Officials with Oregon’s Department of Environmental Quality, which oversees the E-Cycle program, said the state does not plan to get involved in the dispute between MRM and Columbia Recycling. Manufacturers do have the right to control events for free electronics recycling, said Loretta Pickerell, manager for solid waste policy at DEQ.
But MRM’s letter told collectors to accept electronics for recycling only if the electronics’ owners bring them in, which is blatantly illegal, Pickerell said.
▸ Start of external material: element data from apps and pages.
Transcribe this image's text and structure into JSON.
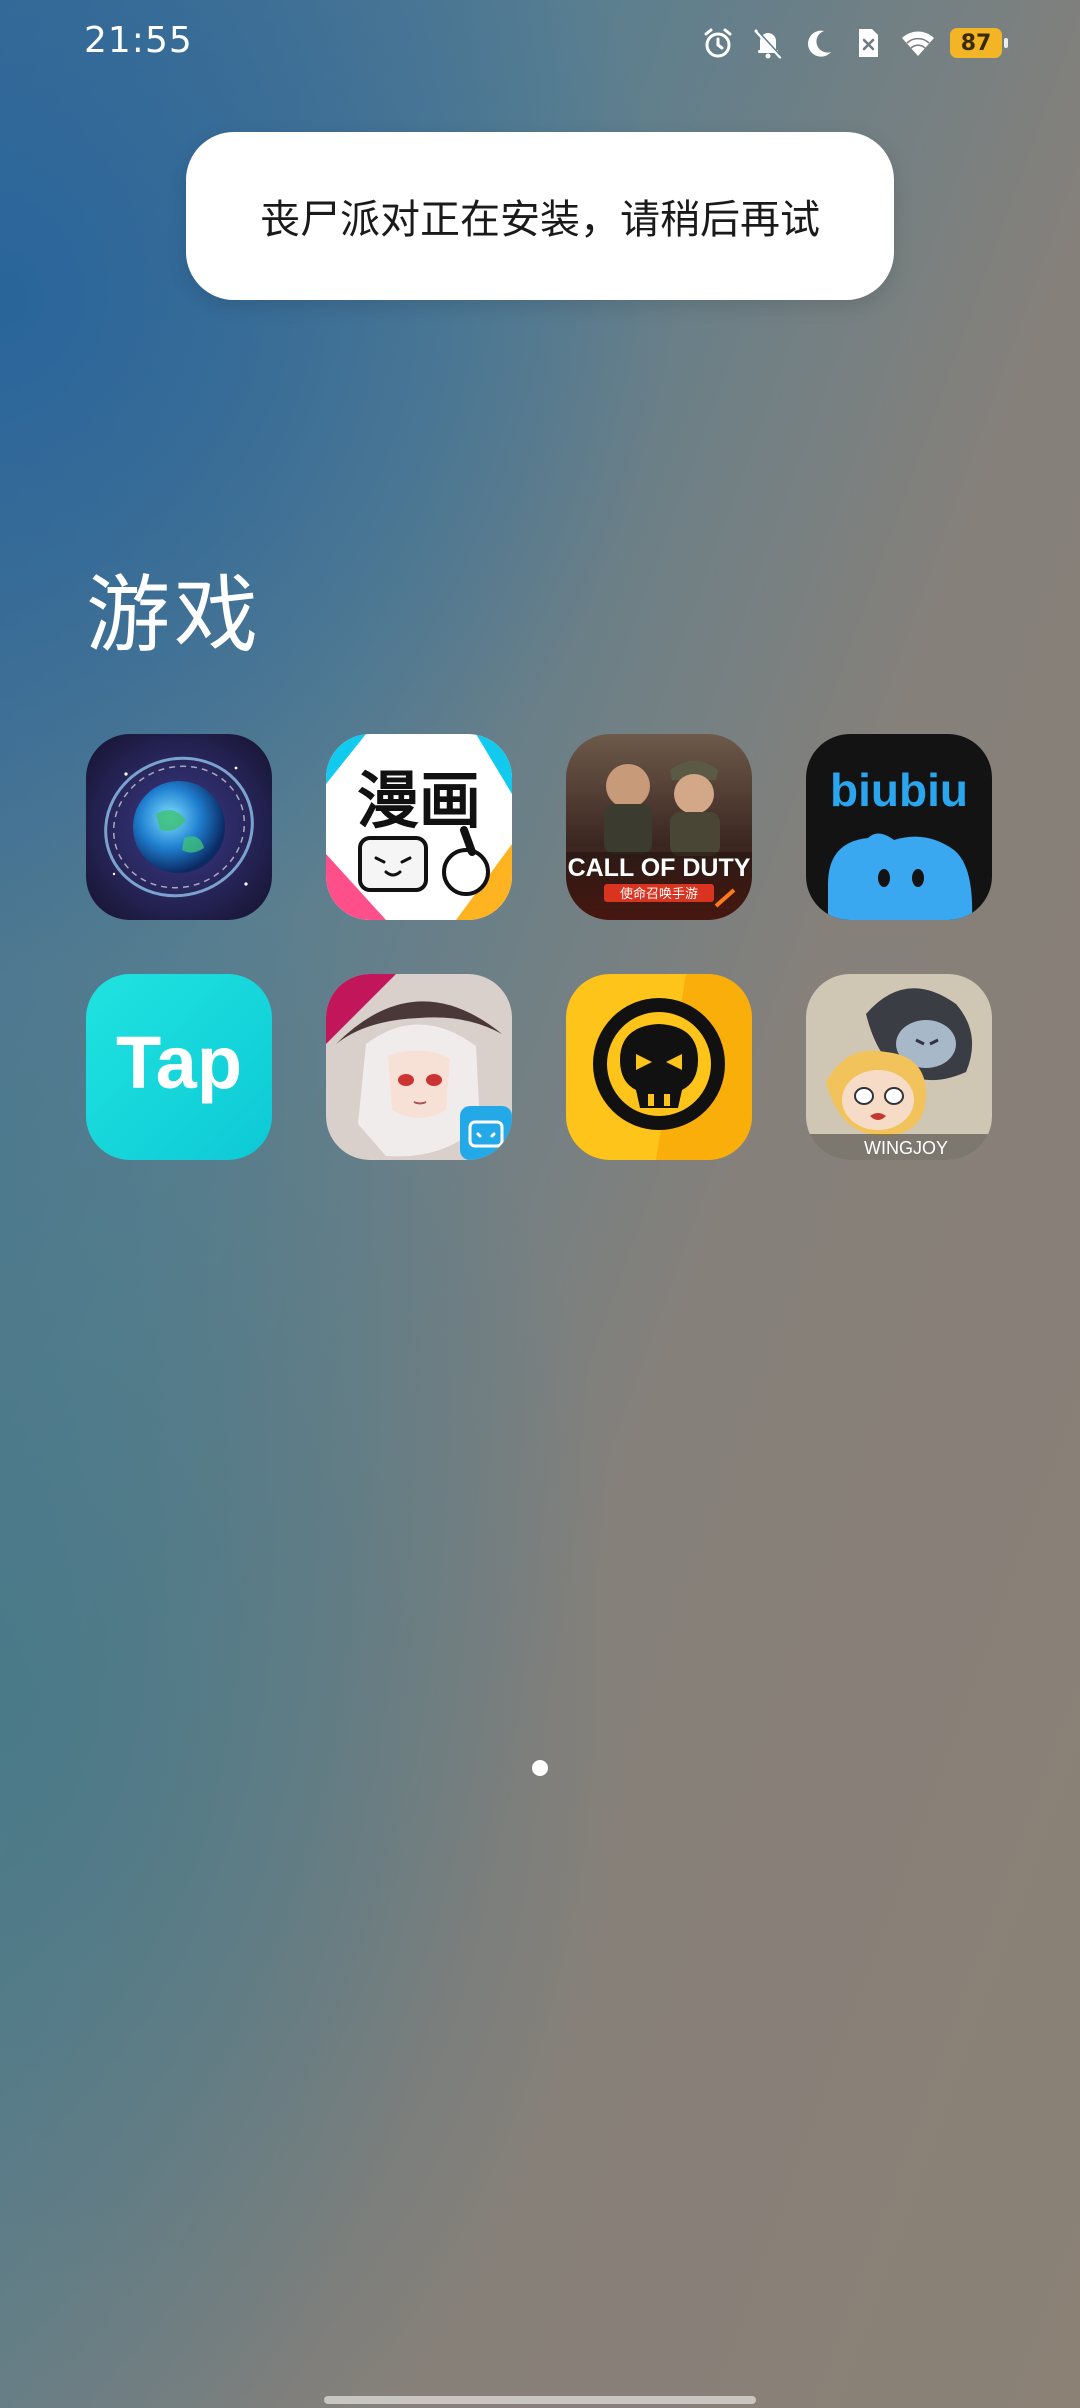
{
  "status_bar": {
    "time": "21:55",
    "battery_level": "87",
    "icons": [
      "alarm-icon",
      "mute-icon",
      "moon-icon",
      "sim-off-icon",
      "wifi-icon",
      "battery-icon"
    ]
  },
  "toast": {
    "message": "丧尸派对正在安装，请稍后再试"
  },
  "folder": {
    "title": "游戏",
    "apps": [
      {
        "icon": "cosmic-planet-game-icon"
      },
      {
        "icon": "bilibili-comics-icon",
        "label_art": "漫画"
      },
      {
        "icon": "call-of-duty-mobile-icon",
        "label_art": "CALL OF DUTY"
      },
      {
        "icon": "biubiu-icon",
        "label_art": "biubiu"
      },
      {
        "icon": "taptap-icon",
        "label_art": "Tap"
      },
      {
        "icon": "anime-girl-game-icon"
      },
      {
        "icon": "brawl-stars-icon"
      },
      {
        "icon": "wingjoy-chibi-game-icon",
        "label_art": "WINGJOY"
      }
    ]
  },
  "pager": {
    "current_page": 1,
    "total_pages": 1
  },
  "colors": {
    "battery": "#f2b526",
    "tap_cyan": "#12d6d9",
    "biubiu_blue": "#3aa8f0",
    "brawl_yellow": "#ffc41a"
  }
}
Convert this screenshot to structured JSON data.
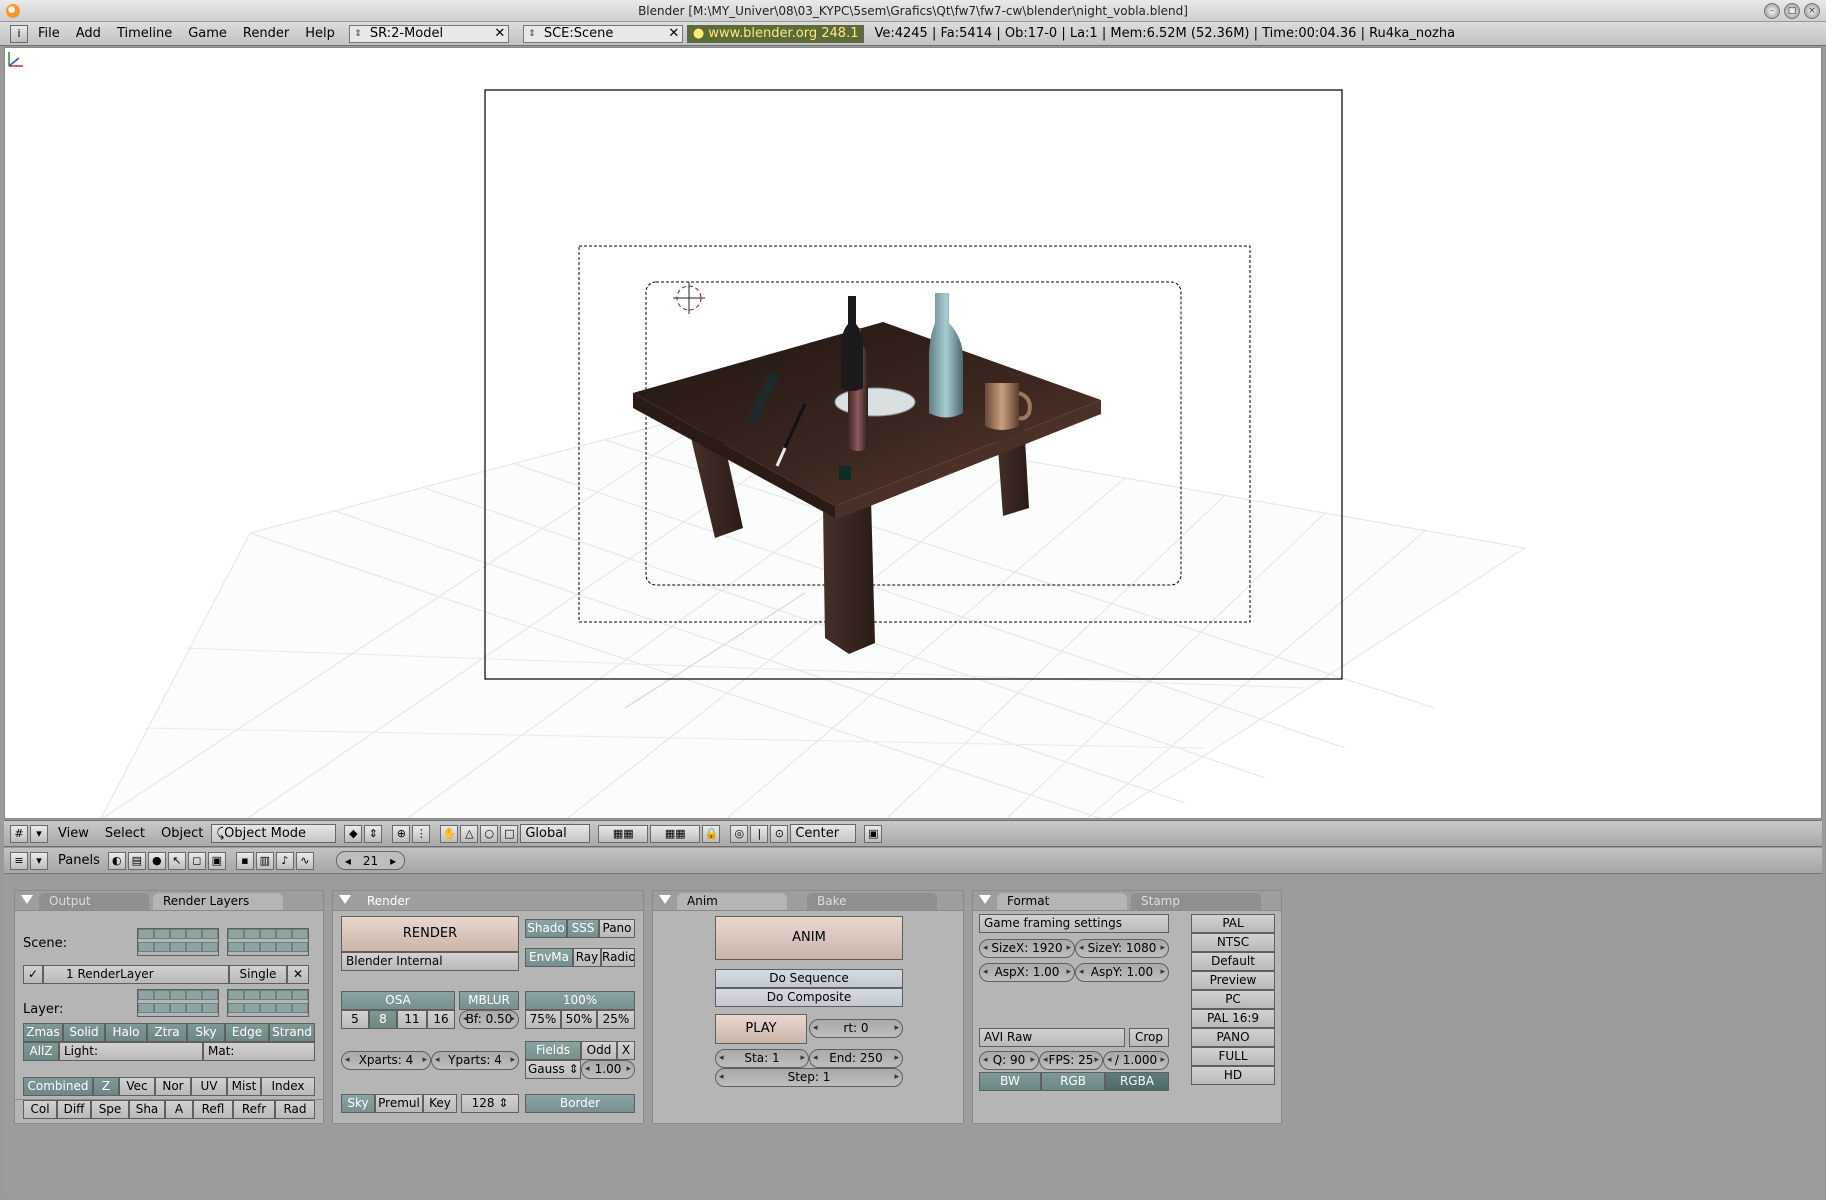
{
  "window": {
    "title": "Blender [M:\\MY_Univer\\08\\03_KYPC\\5sem\\Grafics\\Qt\\fw7\\fw7-cw\\blender\\night_vobla.blend]"
  },
  "infobar": {
    "menus": [
      "File",
      "Add",
      "Timeline",
      "Game",
      "Render",
      "Help"
    ],
    "screen": "SR:2-Model",
    "scene": "SCE:Scene",
    "link": "www.blender.org 248.1",
    "stats": "Ve:4245 | Fa:5414 | Ob:17-0 | La:1  | Mem:6.52M (52.36M)  | Time:00:04.36 | Ru4ka_nozha"
  },
  "view3d_header": {
    "menus": [
      "View",
      "Select",
      "Object"
    ],
    "mode": "Object Mode",
    "orientation": "Global",
    "pivot": "Center"
  },
  "buttons_header": {
    "label": "Panels",
    "frame": "21"
  },
  "panels": {
    "output_tab": "Output",
    "render_layers_tab": "Render Layers",
    "scene_label": "Scene:",
    "render_layer": "1 RenderLayer",
    "single": "Single",
    "layer_label": "Layer:",
    "layer_passes": [
      "Zmas",
      "Solid",
      "Halo",
      "Ztra",
      "Sky",
      "Edge",
      "Strand"
    ],
    "allz": "AllZ",
    "light_label": "Light:",
    "mat_label": "Mat:",
    "pass_row1": [
      "Combined",
      "Z",
      "Vec",
      "Nor",
      "UV",
      "Mist",
      "Index"
    ],
    "pass_row2": [
      "Col",
      "Diff",
      "Spe",
      "Sha",
      "A",
      "Refl",
      "Refr",
      "Rad"
    ],
    "render_tab": "Render",
    "render_btn": "RENDER",
    "engine": "Blender Internal",
    "shado": "Shado",
    "sss": "SSS",
    "pano": "Pano",
    "envma": "EnvMa",
    "ray": "Ray",
    "radio": "Radio",
    "osa": "OSA",
    "osa_levels": [
      "5",
      "8",
      "11",
      "16"
    ],
    "mblur": "MBLUR",
    "bf": "Bf: 0.50",
    "pct": [
      "100%",
      "75%",
      "50%",
      "25%"
    ],
    "xparts": "Xparts: 4",
    "yparts": "Yparts: 4",
    "fields": "Fields",
    "odd": "Odd",
    "x": "X",
    "gauss": "Gauss",
    "gauss_val": "1.00",
    "sky": "Sky",
    "premul": "Premul",
    "key": "Key",
    "bits": "128",
    "border": "Border",
    "anim_tab": "Anim",
    "bake_tab": "Bake",
    "anim_btn": "ANIM",
    "do_sequence": "Do Sequence",
    "do_composite": "Do Composite",
    "play": "PLAY",
    "rt": "rt: 0",
    "sta": "Sta: 1",
    "end": "End: 250",
    "step": "Step: 1",
    "format_tab": "Format",
    "stamp_tab": "Stamp",
    "game_framing": "Game framing settings",
    "sizex": "SizeX: 1920",
    "sizey": "SizeY: 1080",
    "aspx": "AspX: 1.00",
    "aspy": "AspY: 1.00",
    "codec": "AVI Raw",
    "crop": "Crop",
    "q": "Q: 90",
    "fps": "FPS: 25",
    "fps_base": "/ 1.000",
    "bw": "BW",
    "rgb": "RGB",
    "rgba": "RGBA",
    "presets": [
      "PAL",
      "NTSC",
      "Default",
      "Preview",
      "PC",
      "PAL 16:9",
      "PANO",
      "FULL",
      "HD"
    ]
  },
  "colors": {
    "active_toggle": "#7f9999",
    "render_button": "#cbb4a8",
    "panel_bg": "#b5b5b5"
  }
}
Manufacturers knew that collections were likely to exceed the state minimums, Pickerell said. State officials agreed to set a relatively low minimum required return amount for 2009 because manufacturers were worried about having to pay a state penalty if they fell short.
The state told the manufacturers to prepare for higher returns, Pickerell said.
“All of them heard that and all of them understood it,” Pickerell said. “This is not a surprise.”
Barbara Kyle, national coordinator of the Electronics TakeBack Coalition, said Oregon is doing well on collections because its legislation mandates convenience. Among the requirements: Any electronics recycling program must offer services in every county and have sites in all cities with at least 10,000 residents.
But the MRM letter reinforces that the companies, which say they support 100 percent recycling, “don’t want to encourage people to bring their products back,” Kyle said. “They want to do the minimum.”
So far, collections by the three manufacturer-run programs are ahead of their minimum 2009 pace, while the state-run program is falling short. The 2010 minimums, recently set by the state, are nearly double this year’s amounts.
Steven Elmore, business development specialist for Garten Services, one of two companies dropped by MRM, said MRM may be getting more than its share of returns “because they paid (collectors) on time and they were real easy to work with.” Garten contracts with several of the E-Cycle programs.
The early numbers could be misleading. Residents are recycling a lot of televisions and monitors that include heavy cathode ray tubes. And the digital television switchover in June is likely boosting television purchases and recycling volumes.
Bill Goman, who runs recycling programs for Goodwill Industries of the Columbia Willamette, said he understands manufacturers’ cost concerns. But some “may be overreacting,” he said.
“If we had a goal of 5 million pounds and we collected 10 million,” he said, “they should be happy with us.”